On December 13th, I had the pleasure of boarding a tour bus in Columbus, Ohio, and driving with a group to Washington, D.C.. Our mission was to be 54 of the thousands of volunteers who converge on Arlington National Cemetery to lay wreaths on the headstones.
There was much press the week of the trip as to reduced donations for the program, Wreaths Across America. Apparently 90,000 wreaths were laid for Christmas 2012, and less were expected this year due to the money shortage. However, I supposed due to the press there were last minute mega contributions, and a whopping 120,000 wreaths were laid on December 14th.
My friend Lillian and I did not know what to expect. I have been to Washington and Arlington many times, but had never participated in the Wreaths Across America day, nor had I ever even set foot on the grass there. We left Columbus at 9:00 PM (2100 hours for you GIs) and went southeast to Athens and Coolville, Ohio to pick up the trip coordinator and other passengers. A crowded and uncomfortable seat kept me awake most of the trip. At 4:45 in the morning we walked into a Denny's Restaurant in Maryland and ate. We were all surprisingly awake and excited.
Less than an hour later we watched the sun rise as we pulled into the gates at Arlington. There the tour guide, Alan Wallace, had arranged donuts and coffee for us at the Women in Military Service Memorial building (which is immediately outside the gates of the cemetery). After some munching we began a three hour walking tour of the majestic cemetery. Alan led us and oh my the details he knew about the cemetery! Holy Cow. We saw the headstone of the pilot of the plane that was viciously flown into the Pentagon, JFKs eternal flame, a winter version of the changing of the Guard at the tomb of the Unknown Soldier, and more. (see the photos area for many of my pictures).

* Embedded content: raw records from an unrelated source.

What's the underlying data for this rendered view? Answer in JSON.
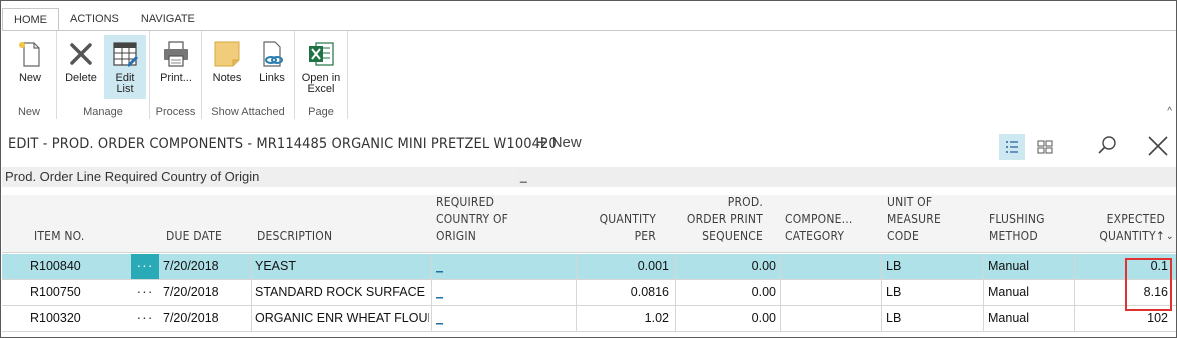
{
  "ribbon": {
    "tabs": [
      "HOME",
      "ACTIONS",
      "NAVIGATE"
    ],
    "groups": {
      "new": {
        "label": "New",
        "new_btn": "New"
      },
      "manage": {
        "label": "Manage",
        "delete_btn": "Delete",
        "edit_list_btn_1": "Edit",
        "edit_list_btn_2": "List"
      },
      "process": {
        "label": "Process",
        "print_btn": "Print..."
      },
      "show_attached": {
        "label": "Show Attached",
        "notes_btn": "Notes",
        "links_btn": "Links"
      },
      "page": {
        "label": "Page",
        "excel_btn_1": "Open in",
        "excel_btn_2": "Excel"
      }
    },
    "collapse_glyph": "^"
  },
  "page": {
    "title": "EDIT - PROD. ORDER COMPONENTS - MR114485 ORGANIC MINI PRETZEL W100420",
    "new_action": "New"
  },
  "filter": {
    "label": "Prod. Order Line Required Country of Origin",
    "value": "_"
  },
  "grid": {
    "headers": {
      "item_no": "ITEM NO.",
      "due_date": "DUE DATE",
      "description": "DESCRIPTION",
      "country_1": "REQUIRED",
      "country_2": "COUNTRY OF",
      "country_3": "ORIGIN",
      "qty_per_1": "QUANTITY",
      "qty_per_2": "PER",
      "print_seq_1": "PROD.",
      "print_seq_2": "ORDER PRINT",
      "print_seq_3": "SEQUENCE",
      "category_1": "COMPONE...",
      "category_2": "CATEGORY",
      "uom_1": "UNIT OF",
      "uom_2": "MEASURE",
      "uom_3": "CODE",
      "flushing_1": "FLUSHING",
      "flushing_2": "METHOD",
      "expected_1": "EXPECTED",
      "expected_2": "QUANTITY↑"
    },
    "rows": [
      {
        "item_no": "R100840",
        "dots": "···",
        "due_date": "7/20/2018",
        "description": "YEAST",
        "country": "_",
        "qty_per": "0.001",
        "print_seq": "0.00",
        "category": "",
        "uom": "LB",
        "flushing": "Manual",
        "expected": "0.1"
      },
      {
        "item_no": "R100750",
        "dots": "···",
        "due_date": "7/20/2018",
        "description": "STANDARD ROCK SURFACE S",
        "country": "_",
        "qty_per": "0.0816",
        "print_seq": "0.00",
        "category": "",
        "uom": "LB",
        "flushing": "Manual",
        "expected": "8.16"
      },
      {
        "item_no": "R100320",
        "dots": "···",
        "due_date": "7/20/2018",
        "description": "ORGANIC ENR WHEAT FLOUR",
        "country": "_",
        "qty_per": "1.02",
        "print_seq": "0.00",
        "category": "",
        "uom": "LB",
        "flushing": "Manual",
        "expected": "102"
      }
    ]
  },
  "colors": {
    "selected_row": "#aee1e8",
    "selected_dots": "#2aa9b6",
    "highlight_box": "#e03030"
  }
}
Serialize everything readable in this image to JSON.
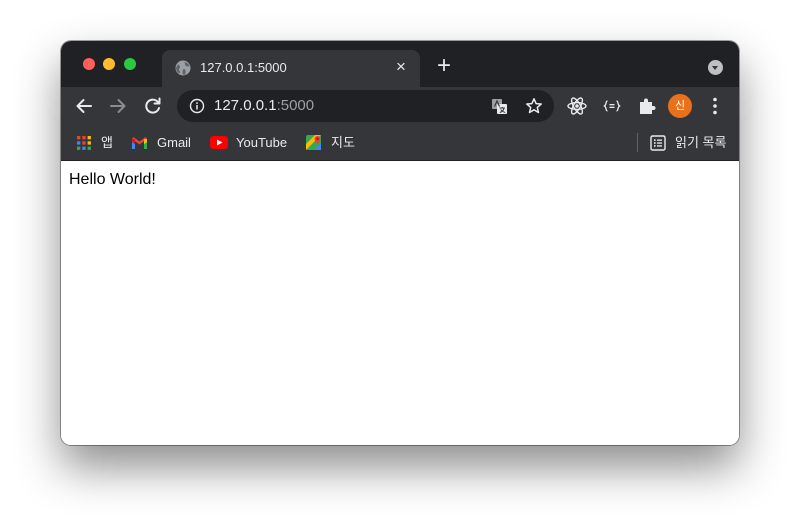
{
  "tab": {
    "title": "127.0.0.1:5000",
    "close_glyph": "×"
  },
  "newtab_glyph": "+",
  "omnibox": {
    "host": "127.0.0.1",
    "port": ":5000"
  },
  "profile": {
    "initial": "신",
    "color": "#e8711a"
  },
  "bookmarks": {
    "apps": "앱",
    "gmail": "Gmail",
    "youtube": "YouTube",
    "maps": "지도",
    "reading_list": "읽기 목록"
  },
  "page": {
    "text": "Hello World!"
  },
  "colors": {
    "titlebar": "#202124",
    "toolbar": "#35363a",
    "text": "#e8eaed"
  }
}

From the top of the hill at Arlington House (Robert E. Lee's former mansion), we could see and hear the motorcade of semi trucks full of the wreaths. The trucks spaced out around the cemetery, pulling close to the sections which were designated to get wreaths this year. I do not know how they choose which sections get wreaths and which don't, but I know they always include Section 60, where the newly fallen veterans of the Iraq and Afghanistan wars lay.
We were told we might get to lay one wreath or a few, it just depended on the number of volunteers. Surprisingly, I was able to pay respects to twenty veterans and laid a wreath at their headstones. As far as you could see there were volunteers laying wreaths, and pretty soon dots of red were everywhere. It was pretty surreal, and a few times I kind of forgot where I was, and the importance of it all.

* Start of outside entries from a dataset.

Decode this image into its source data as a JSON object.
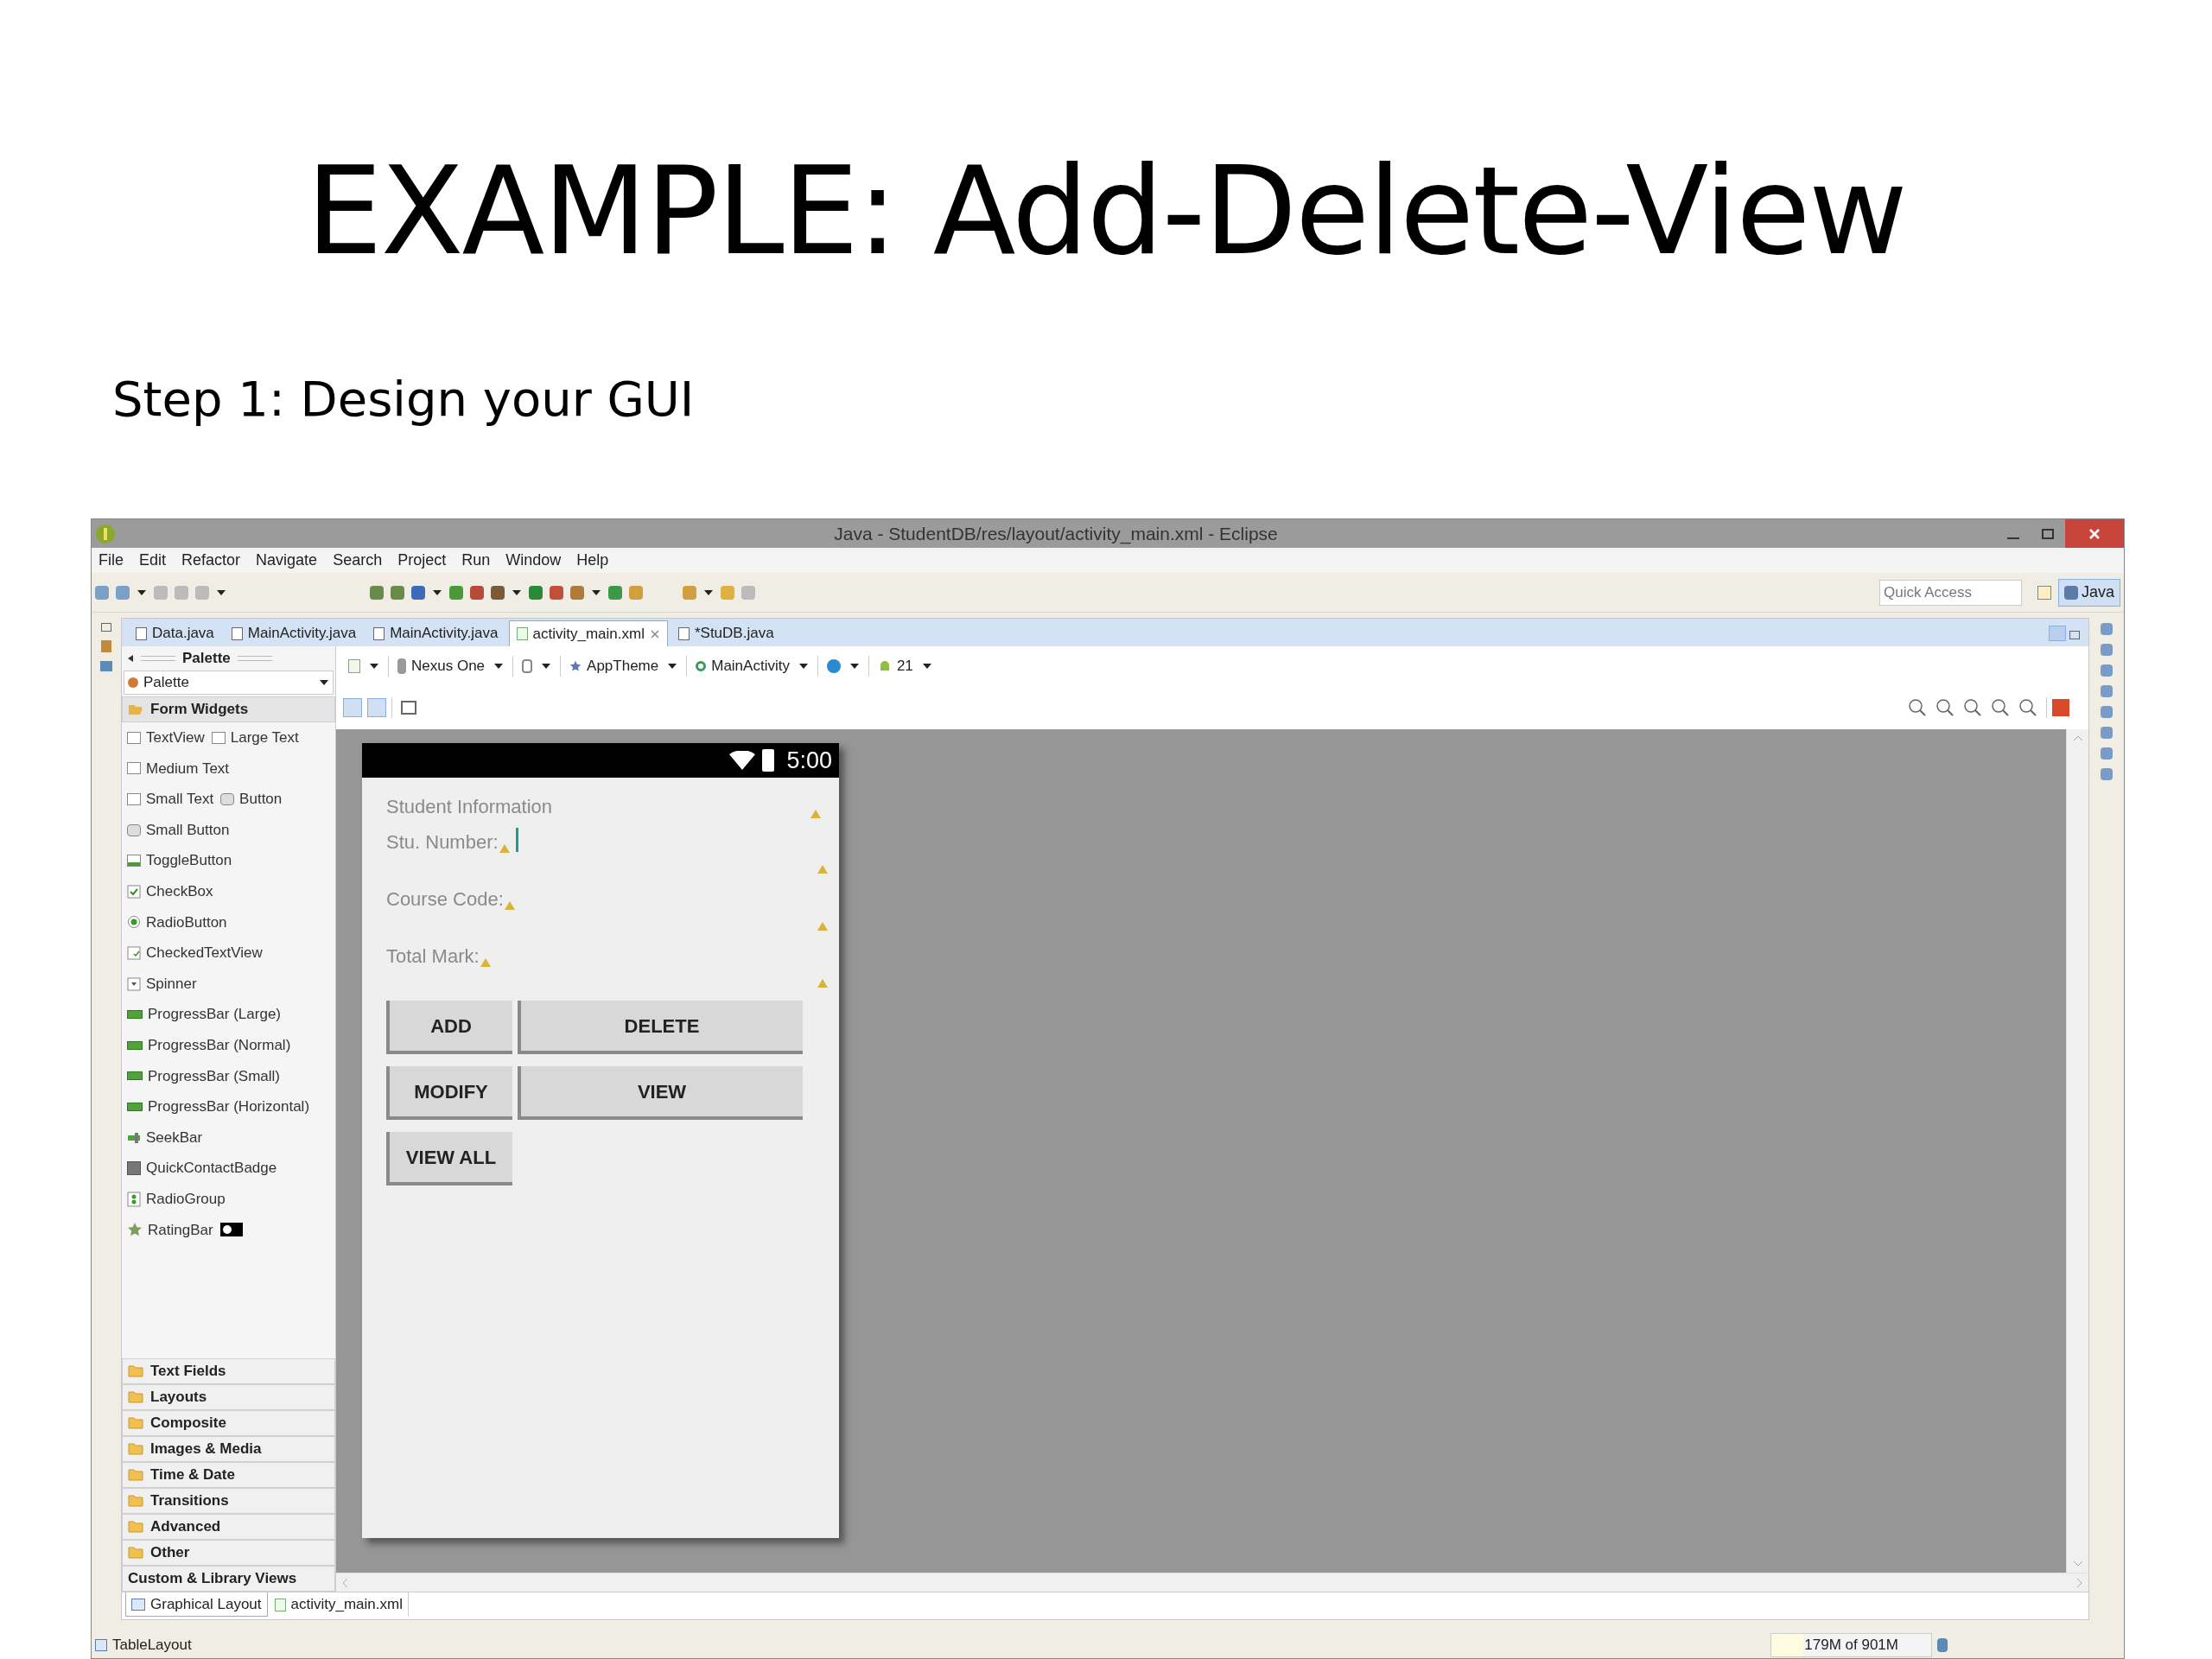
{
  "slide": {
    "title": "EXAMPLE: Add-Delete-View",
    "subtitle": "Step 1: Design your GUI"
  },
  "window": {
    "title": "Java - StudentDB/res/layout/activity_main.xml - Eclipse"
  },
  "menu": [
    "File",
    "Edit",
    "Refactor",
    "Navigate",
    "Search",
    "Project",
    "Run",
    "Window",
    "Help"
  ],
  "toolbar": {
    "quick_access": {
      "placeholder": "Quick Access"
    },
    "perspective": {
      "label": "Java",
      "selected": true
    }
  },
  "editor_tabs": [
    {
      "label": "Data.java",
      "kind": "java",
      "selected": false
    },
    {
      "label": "MainActivity.java",
      "kind": "java",
      "selected": false
    },
    {
      "label": "MainActivity.java",
      "kind": "java",
      "selected": false
    },
    {
      "label": "activity_main.xml",
      "kind": "xml",
      "selected": true
    },
    {
      "label": "*StuDB.java",
      "kind": "java",
      "selected": false
    }
  ],
  "palette": {
    "title": "Palette",
    "dropdown": "Palette",
    "sections": [
      {
        "label": "Form Widgets",
        "expanded": true,
        "folder": true,
        "rows": [
          [
            {
              "label": "TextView",
              "kind": "text"
            },
            {
              "label": "Large Text",
              "kind": "text"
            }
          ],
          [
            {
              "label": "Medium Text",
              "kind": "text"
            }
          ],
          [
            {
              "label": "Small Text",
              "kind": "text"
            },
            {
              "label": "Button",
              "kind": "button"
            }
          ],
          [
            {
              "label": "Small Button",
              "kind": "button"
            }
          ],
          [
            {
              "label": "ToggleButton",
              "kind": "toggle"
            }
          ],
          [
            {
              "label": "CheckBox",
              "kind": "checkbox"
            }
          ],
          [
            {
              "label": "RadioButton",
              "kind": "radio"
            }
          ],
          [
            {
              "label": "CheckedTextView",
              "kind": "checkedtext"
            }
          ],
          [
            {
              "label": "Spinner",
              "kind": "spinner"
            }
          ],
          [
            {
              "label": "ProgressBar (Large)",
              "kind": "progress"
            }
          ],
          [
            {
              "label": "ProgressBar (Normal)",
              "kind": "progress"
            }
          ],
          [
            {
              "label": "ProgressBar (Small)",
              "kind": "progress"
            }
          ],
          [
            {
              "label": "ProgressBar (Horizontal)",
              "kind": "progress"
            }
          ],
          [
            {
              "label": "SeekBar",
              "kind": "seekbar"
            }
          ],
          [
            {
              "label": "QuickContactBadge",
              "kind": "badge"
            }
          ],
          [
            {
              "label": "RadioGroup",
              "kind": "radiogroup"
            }
          ],
          [
            {
              "label": "RatingBar",
              "kind": "rating"
            },
            {
              "kind": "switch"
            }
          ]
        ]
      },
      {
        "label": "Text Fields",
        "expanded": false,
        "folder": true
      },
      {
        "label": "Layouts",
        "expanded": false,
        "folder": true
      },
      {
        "label": "Composite",
        "expanded": false,
        "folder": true
      },
      {
        "label": "Images & Media",
        "expanded": false,
        "folder": true
      },
      {
        "label": "Time & Date",
        "expanded": false,
        "folder": true
      },
      {
        "label": "Transitions",
        "expanded": false,
        "folder": true
      },
      {
        "label": "Advanced",
        "expanded": false,
        "folder": true
      },
      {
        "label": "Other",
        "expanded": false,
        "folder": true
      },
      {
        "label": "Custom & Library Views",
        "expanded": false,
        "folder": false
      }
    ]
  },
  "layout_toolbar": {
    "device": "Nexus One",
    "theme": "AppTheme",
    "activity": "MainActivity",
    "api": "21"
  },
  "phone": {
    "time": "5:00",
    "heading": "Student Information",
    "fields": [
      {
        "label": "Stu. Number:",
        "focused": true
      },
      {
        "label": "Course Code:",
        "focused": false
      },
      {
        "label": "Total Mark:",
        "focused": false
      }
    ],
    "button_rows": [
      [
        "ADD",
        "DELETE"
      ],
      [
        "MODIFY",
        "VIEW"
      ],
      [
        "VIEW ALL"
      ]
    ]
  },
  "bottom_tabs": [
    {
      "label": "Graphical Layout",
      "kind": "layout",
      "selected": true
    },
    {
      "label": "activity_main.xml",
      "kind": "xml",
      "selected": false
    }
  ],
  "status_bar": {
    "selection": "TableLayout",
    "memory": "179M of 901M"
  }
}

After laying wreaths and lunch, we were treated to the Caisson Platoon stables at Fort Myers. These are the horses which pull the caissons in the funerals at Arlington. Just the day before, these horses and the soldiers who work with them laid to rest a Vietnam Veteran whose remains were recently identified. The tack room was immaculate! Now that was a neat place to visit. (again, see the photos section for many pictures of the horses and the soldier who was on duty).
Our day ended by visiting some Smithsonian museums, and we left D.C. about 5:00 (correct, we did not spend the night in a hotel). Interstate 50 is a roller coaster ride when it is dry. Well, a treacherous ice and snowstorm followed us a few hours. I have never been so fearful in a vehicle! I do not know how that driver kept us on the road, as the fog and snow falling was so thick it looked like a white outer space that we were flying in. I pulled into my driveway about 4:00.

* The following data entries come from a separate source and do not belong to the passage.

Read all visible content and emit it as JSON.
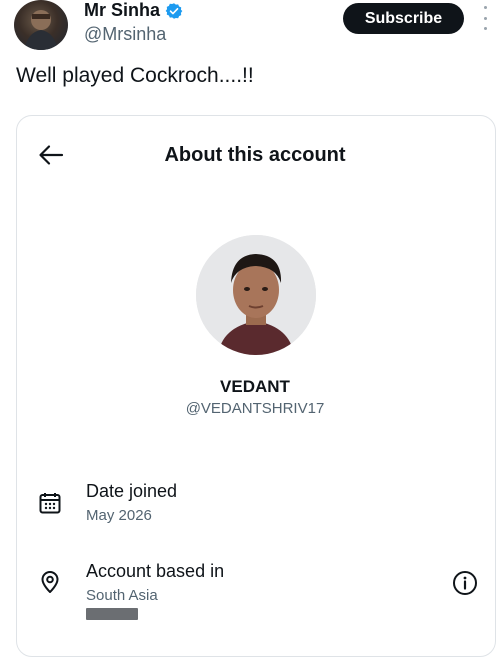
{
  "tweet": {
    "author_name": "Mr Sinha",
    "author_handle": "@Mrsinha",
    "subscribe_label": "Subscribe",
    "text": "Well played Cockroch....!!"
  },
  "about_card": {
    "title": "About this account",
    "profile_name": "VEDANT",
    "profile_handle": "@VEDANTSHRIV17",
    "rows": [
      {
        "icon": "calendar-icon",
        "label": "Date joined",
        "value": "May 2026"
      },
      {
        "icon": "location-pin-icon",
        "label": "Account based in",
        "value": "South Asia"
      }
    ]
  },
  "colors": {
    "verified_badge": "#1d9bf0",
    "subscribe_bg": "#0f1419",
    "secondary_text": "#536471"
  }
}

It was a tiring but very worthwhile experience. You can check out program and volunteer opportunities for next year by visiting http://wreathsacrossamerica.org.